Applicants should be competent in the appropriate research languages and be able to teach and advise at the doctoral and master’s levels. Applicants should also be able to contribute to the Divinity School’s degree programs, including its multi-religious Master of Divinity program, and be familiar with forms of analysis that address race, gender, and social location. The successful candidate will be expected to engage in the intellectual life of the Divinity School. The candidate will also teach undergraduates and doctoral students in the Faculty of Arts and Sciences.

Special Instructions

Letters of nomination should be sent to: Islamic Search Committee, c/o Matthew B. Turner, Harvard Divinity School, 45 Francis Avenue, Cambridge, Massachusetts, 02138, or via email A letter of application and current curriculum vitae are required of all candidates. Preference is given to online applications made at: Applications may also be submitted via postal or electronic mail to the addresses above. Review of applications will begin in December and continue throughout February 2015.

Contact Information

Islamic Search Committee
C/o Matthew B. Turner
Harvard Divinity School
45 Francis Ave
Cambridge, MA 02138

Contact Email

Survey of ‘IR of the Middle East’ syllabus

May I ask for your honest opinion regarding the design, structure, and content of the syllabus? Would you like to lessen the think pieces? Would you like to add quizzes? Can you please write your comments, critiques, and/or suggestions on the Google form below? And please do not write your name.

Islam and International Relations book series

book series

The book series is a partnership between Co-IRIS and Gerlach Press. Co-IRIS is an organization that promotes and advances research on Islam and International Relations. Gerlach Press is an academic publisher specialized on the Middle East and Islamic Studies.

Series Editors: Nassef Manabilang Adiong, Raffaele Mauriello, and Deina Abdelkader

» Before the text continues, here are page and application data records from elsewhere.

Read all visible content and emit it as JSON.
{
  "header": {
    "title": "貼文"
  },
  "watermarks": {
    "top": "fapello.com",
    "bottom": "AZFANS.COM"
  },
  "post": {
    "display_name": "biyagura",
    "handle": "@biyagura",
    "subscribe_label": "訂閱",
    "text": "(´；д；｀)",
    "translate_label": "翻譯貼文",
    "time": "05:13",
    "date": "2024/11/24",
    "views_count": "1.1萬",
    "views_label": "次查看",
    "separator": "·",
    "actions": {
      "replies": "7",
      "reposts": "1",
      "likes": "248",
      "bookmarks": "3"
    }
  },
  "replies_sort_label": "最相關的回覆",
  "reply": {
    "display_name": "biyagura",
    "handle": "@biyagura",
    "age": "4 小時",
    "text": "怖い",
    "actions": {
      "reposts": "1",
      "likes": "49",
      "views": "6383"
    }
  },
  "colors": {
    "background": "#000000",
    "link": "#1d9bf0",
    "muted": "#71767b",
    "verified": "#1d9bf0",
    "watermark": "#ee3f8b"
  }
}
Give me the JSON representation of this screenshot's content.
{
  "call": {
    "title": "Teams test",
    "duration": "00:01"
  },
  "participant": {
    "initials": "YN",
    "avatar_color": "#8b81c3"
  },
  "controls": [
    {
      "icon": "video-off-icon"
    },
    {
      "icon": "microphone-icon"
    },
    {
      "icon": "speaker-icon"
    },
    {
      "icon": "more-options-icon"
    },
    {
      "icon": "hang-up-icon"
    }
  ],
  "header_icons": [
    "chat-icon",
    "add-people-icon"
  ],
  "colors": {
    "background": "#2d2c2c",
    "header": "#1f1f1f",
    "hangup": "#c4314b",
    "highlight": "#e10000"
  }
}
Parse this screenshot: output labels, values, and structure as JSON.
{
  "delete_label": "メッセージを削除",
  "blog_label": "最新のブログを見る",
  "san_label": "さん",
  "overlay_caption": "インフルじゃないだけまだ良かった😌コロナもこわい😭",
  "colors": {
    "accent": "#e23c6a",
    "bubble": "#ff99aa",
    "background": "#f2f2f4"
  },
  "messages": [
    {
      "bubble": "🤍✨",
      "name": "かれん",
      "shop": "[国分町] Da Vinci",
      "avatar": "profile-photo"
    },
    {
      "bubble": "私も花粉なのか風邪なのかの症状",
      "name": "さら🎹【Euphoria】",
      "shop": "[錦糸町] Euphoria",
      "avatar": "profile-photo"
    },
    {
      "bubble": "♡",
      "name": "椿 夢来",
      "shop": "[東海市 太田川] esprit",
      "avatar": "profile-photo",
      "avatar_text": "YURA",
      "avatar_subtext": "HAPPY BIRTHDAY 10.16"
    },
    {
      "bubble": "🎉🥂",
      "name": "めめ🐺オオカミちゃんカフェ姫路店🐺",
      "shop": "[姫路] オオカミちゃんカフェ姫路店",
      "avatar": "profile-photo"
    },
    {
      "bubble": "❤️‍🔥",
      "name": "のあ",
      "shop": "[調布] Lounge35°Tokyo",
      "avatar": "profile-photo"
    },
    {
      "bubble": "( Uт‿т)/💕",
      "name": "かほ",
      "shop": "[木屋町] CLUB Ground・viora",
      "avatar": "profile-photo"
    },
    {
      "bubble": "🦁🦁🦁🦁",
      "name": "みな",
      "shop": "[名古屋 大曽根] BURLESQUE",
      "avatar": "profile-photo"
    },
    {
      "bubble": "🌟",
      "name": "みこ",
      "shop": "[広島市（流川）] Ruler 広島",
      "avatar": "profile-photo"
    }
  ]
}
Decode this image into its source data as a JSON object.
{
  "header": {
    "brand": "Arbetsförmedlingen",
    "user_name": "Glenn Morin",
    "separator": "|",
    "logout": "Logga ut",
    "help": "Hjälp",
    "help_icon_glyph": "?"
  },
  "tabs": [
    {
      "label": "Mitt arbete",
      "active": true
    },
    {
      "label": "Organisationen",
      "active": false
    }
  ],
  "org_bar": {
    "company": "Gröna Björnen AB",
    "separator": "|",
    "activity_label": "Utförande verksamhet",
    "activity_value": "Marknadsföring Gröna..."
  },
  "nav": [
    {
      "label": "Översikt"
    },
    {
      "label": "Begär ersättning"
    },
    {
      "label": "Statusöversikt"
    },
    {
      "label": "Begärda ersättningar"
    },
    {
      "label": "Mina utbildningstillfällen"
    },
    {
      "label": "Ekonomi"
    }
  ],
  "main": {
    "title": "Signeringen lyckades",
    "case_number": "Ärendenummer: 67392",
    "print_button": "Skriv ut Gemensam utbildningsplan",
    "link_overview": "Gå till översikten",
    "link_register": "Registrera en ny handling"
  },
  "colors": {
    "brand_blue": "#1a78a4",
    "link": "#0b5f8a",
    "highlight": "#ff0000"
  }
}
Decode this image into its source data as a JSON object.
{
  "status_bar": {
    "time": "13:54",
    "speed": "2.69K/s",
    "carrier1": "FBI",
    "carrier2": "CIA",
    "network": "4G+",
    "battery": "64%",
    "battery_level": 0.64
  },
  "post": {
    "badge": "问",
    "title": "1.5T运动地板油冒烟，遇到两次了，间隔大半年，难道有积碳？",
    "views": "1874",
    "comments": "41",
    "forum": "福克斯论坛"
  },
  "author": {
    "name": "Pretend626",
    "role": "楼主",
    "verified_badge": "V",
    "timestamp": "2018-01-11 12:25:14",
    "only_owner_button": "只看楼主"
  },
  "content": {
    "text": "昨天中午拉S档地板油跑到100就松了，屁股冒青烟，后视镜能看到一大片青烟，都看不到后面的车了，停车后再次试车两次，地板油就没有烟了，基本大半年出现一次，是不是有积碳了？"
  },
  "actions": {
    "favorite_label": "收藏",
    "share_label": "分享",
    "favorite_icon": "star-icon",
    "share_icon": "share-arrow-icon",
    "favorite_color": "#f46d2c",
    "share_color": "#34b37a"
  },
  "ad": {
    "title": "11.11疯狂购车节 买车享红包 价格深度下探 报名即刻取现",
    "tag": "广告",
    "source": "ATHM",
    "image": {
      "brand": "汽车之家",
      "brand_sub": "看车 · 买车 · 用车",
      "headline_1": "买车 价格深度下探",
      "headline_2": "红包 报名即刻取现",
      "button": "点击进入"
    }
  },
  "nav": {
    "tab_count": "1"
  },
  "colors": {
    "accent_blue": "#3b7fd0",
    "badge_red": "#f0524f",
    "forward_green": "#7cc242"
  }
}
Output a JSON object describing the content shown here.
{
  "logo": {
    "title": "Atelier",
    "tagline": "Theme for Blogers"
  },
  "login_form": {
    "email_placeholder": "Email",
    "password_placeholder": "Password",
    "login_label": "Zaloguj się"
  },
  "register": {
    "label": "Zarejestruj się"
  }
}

The series addresses the role of Islam in the study and practice of the ‘international’, in terms of both conventional relations among modern states and a broader view on interactions among humans and their societies that go beyond their locality. It aims to provide a platform for advancing research on Islam and the ‘international’ with the aim to develop and sustain a body of knowledge that addresses the theories and practices of the Islamic civilization and of Muslim societies as regards international affairs, and hence enriches and diversifies the disciplines of International Relations and Geopolitics with contributions from Islamic history and thought.

We welcome book proposals in areas such as:
Islamic theories of international relations   •   Islam in International Relations theories   •   Islamic Studies and International Studies   •   Islamic Studies and Area Studies   •   Islamic approaches to world politics   •   Islam and foreign policy   •   Islam and diplomacy   •   Islam and geopolitics   •   Islam and Security Studies   •   Islam and post-colonial international relations   •   Islam and global development studies   •   Islam and international law   •   Islam and international political economy   •   Islam and international political sociology   •   Islam and human rights   •   Islam and international organizations

Please email your inquiries and/or book proposals to and include carbon copies to,, and

All book proposals should include the following:
• A title of the book.
• A description of the book (between 400 and 700 words) and its relation to competing works.
• A table of contents.
• An estimate of page length.
• Optional: one or two sample chapters.
• A curriculum vitae of the author(s).
• A proposed deadline for submission of the final manuscript.